In response, LastPass has since resolved the issue as has RoboForm, according to Adrian Bednarek, lead researcher of the study. Other password managers don’t suffer from this issue, are working on a fix, or don’t have a solution to the overall problem. Bednarek said that ISE is planning a follow-up study in the fall to see how password managers have addressed this shortcoming.
Whichever password manager you use, always guard against this type of unauthorized access to your computer in the first place with a strong password and good security software.
For additional protection, more password managers now offer two-factor authentication. With the authentication enabled, you receive a code via your phone any time you try to access your password manager on a new or different device. Even if someone, somehow obtained your master password, that person would not be able to view your account or data without the code. If your password manager offers this option, be sure to turn it on.
Fighting off hackers

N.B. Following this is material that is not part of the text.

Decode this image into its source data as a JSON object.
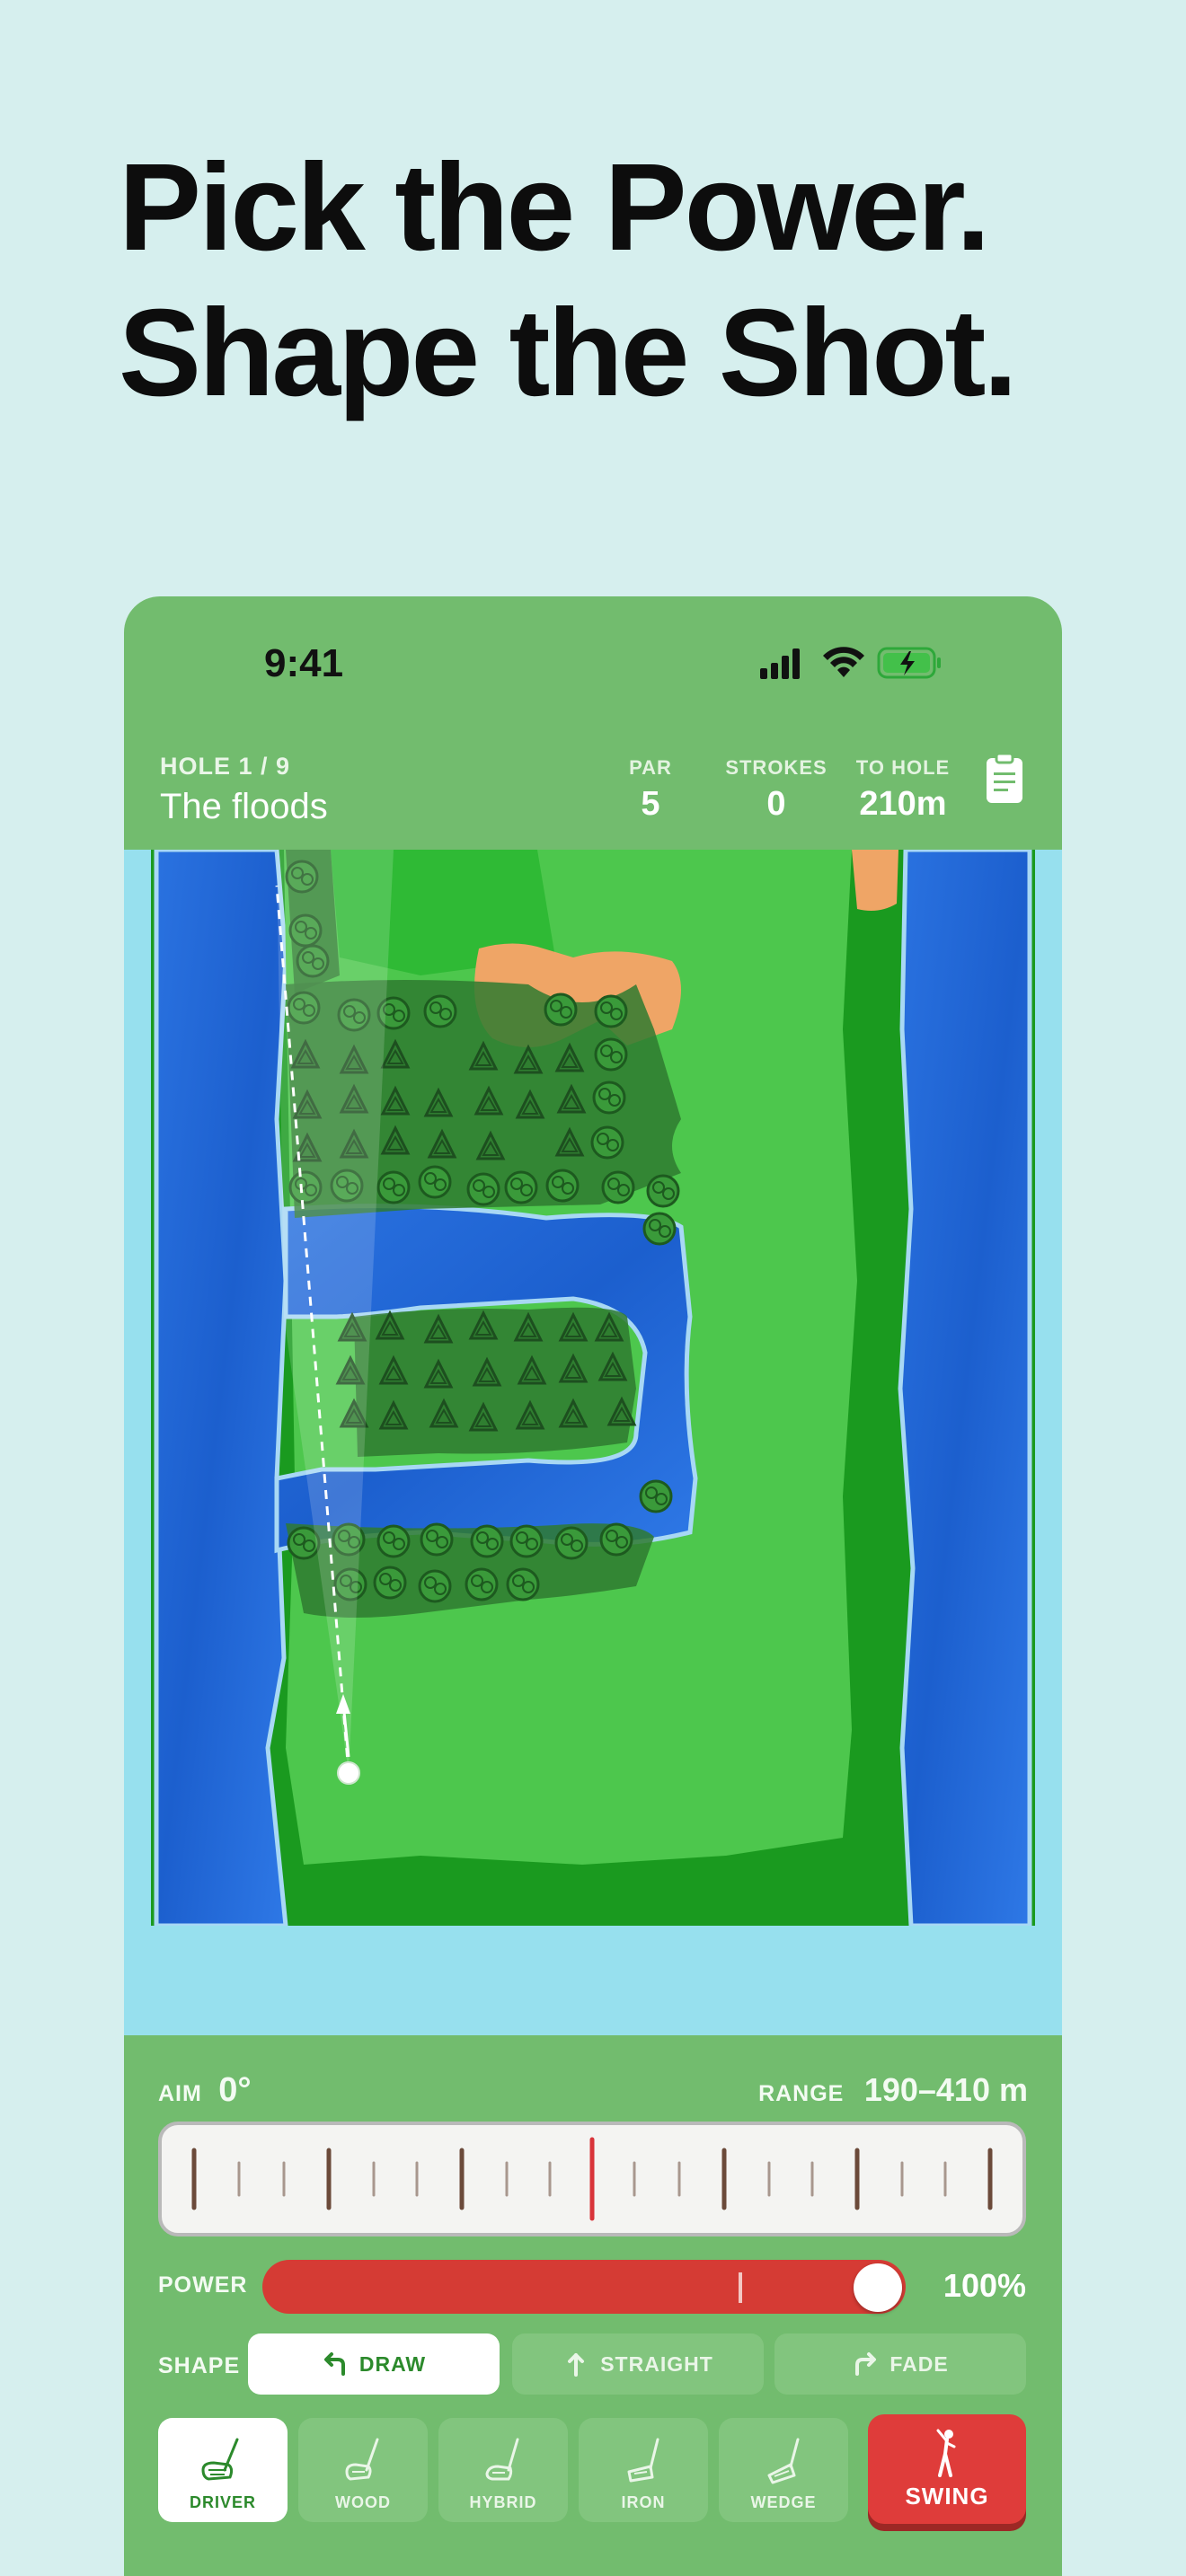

Okay, you’ve protected your password manager as much as possible on your end. What about your password data in the cloud? Password managers store your password information locally while others store your data online.
Despite the findings of the ISE study, storing the data locally in a user’s browser seem a safer bet as your passwords never venture beyond your computer or mobile device. However, this means you can’t easily share or sync your passwords across different devices. If you use multiple computers and mobile devices, storing your data in the cloud is a plus as it syncs your passwords across the board.
What if someone hacks into the database of your password manager?
First, the advice about protecting your passwords with a complex master password applies both for your own devices and for your cloud-based account. Make sure that the master password is as secure as possible.
Second, your password data is secured and encrypted in the cloud and when synced across your devices. Sure, there’s always a chance the database could be compromised. Some security flaws and vulnerabilities have hit LastPass. Another password manager called OneLogin has also been affected by breaches. However, no password manager provider has yet had a data breach that led to secure passwords exposed.
Yes, there are pros and cons to using a password manager. Keep in mind there is no such thing as 100% security, only higher and lesser degrees of protection. Also, the risks involved in using weak passwords and the same weak passwords on all your accounts far outweigh any potential risks of password managers.
Until every website supports a better means of authentication, we’re stuck with passwords. For now, using a good password manager and securing it as tightly as possible is your best bet.